## EXERCISE BRIEF
Go over the data below and say how many lines hold the word "label". Only the number is needed.

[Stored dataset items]
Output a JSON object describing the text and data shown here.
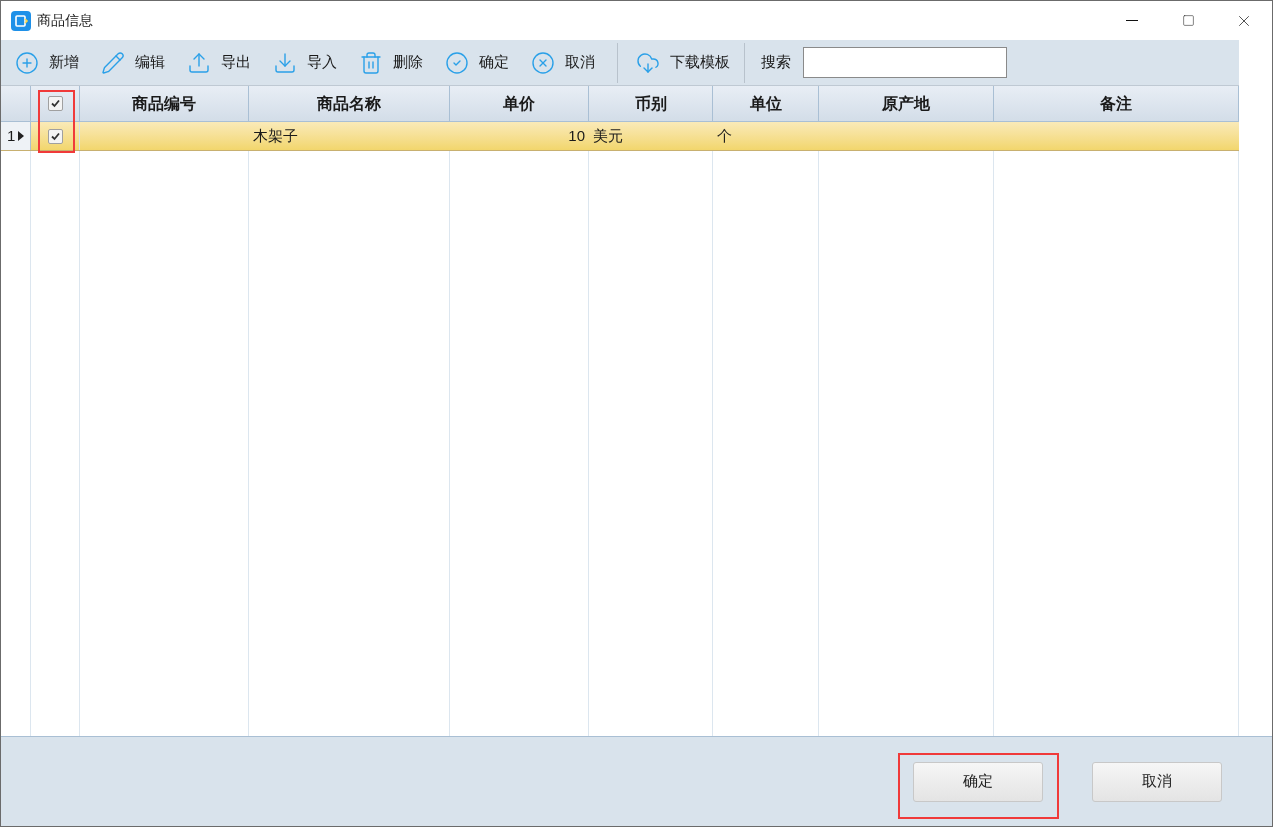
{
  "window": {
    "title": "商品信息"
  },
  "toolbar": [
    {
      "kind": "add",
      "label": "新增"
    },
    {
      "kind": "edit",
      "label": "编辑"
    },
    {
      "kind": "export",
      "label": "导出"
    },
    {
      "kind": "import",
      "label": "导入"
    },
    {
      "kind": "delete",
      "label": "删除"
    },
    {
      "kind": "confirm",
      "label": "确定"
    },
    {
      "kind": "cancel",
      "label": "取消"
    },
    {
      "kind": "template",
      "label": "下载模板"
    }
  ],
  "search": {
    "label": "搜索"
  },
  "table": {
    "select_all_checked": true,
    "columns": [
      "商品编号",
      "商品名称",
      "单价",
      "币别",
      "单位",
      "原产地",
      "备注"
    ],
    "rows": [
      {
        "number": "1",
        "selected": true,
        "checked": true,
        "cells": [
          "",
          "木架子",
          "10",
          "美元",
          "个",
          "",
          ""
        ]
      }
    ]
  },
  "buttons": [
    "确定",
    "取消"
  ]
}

## PROBLEM SOLUTION
9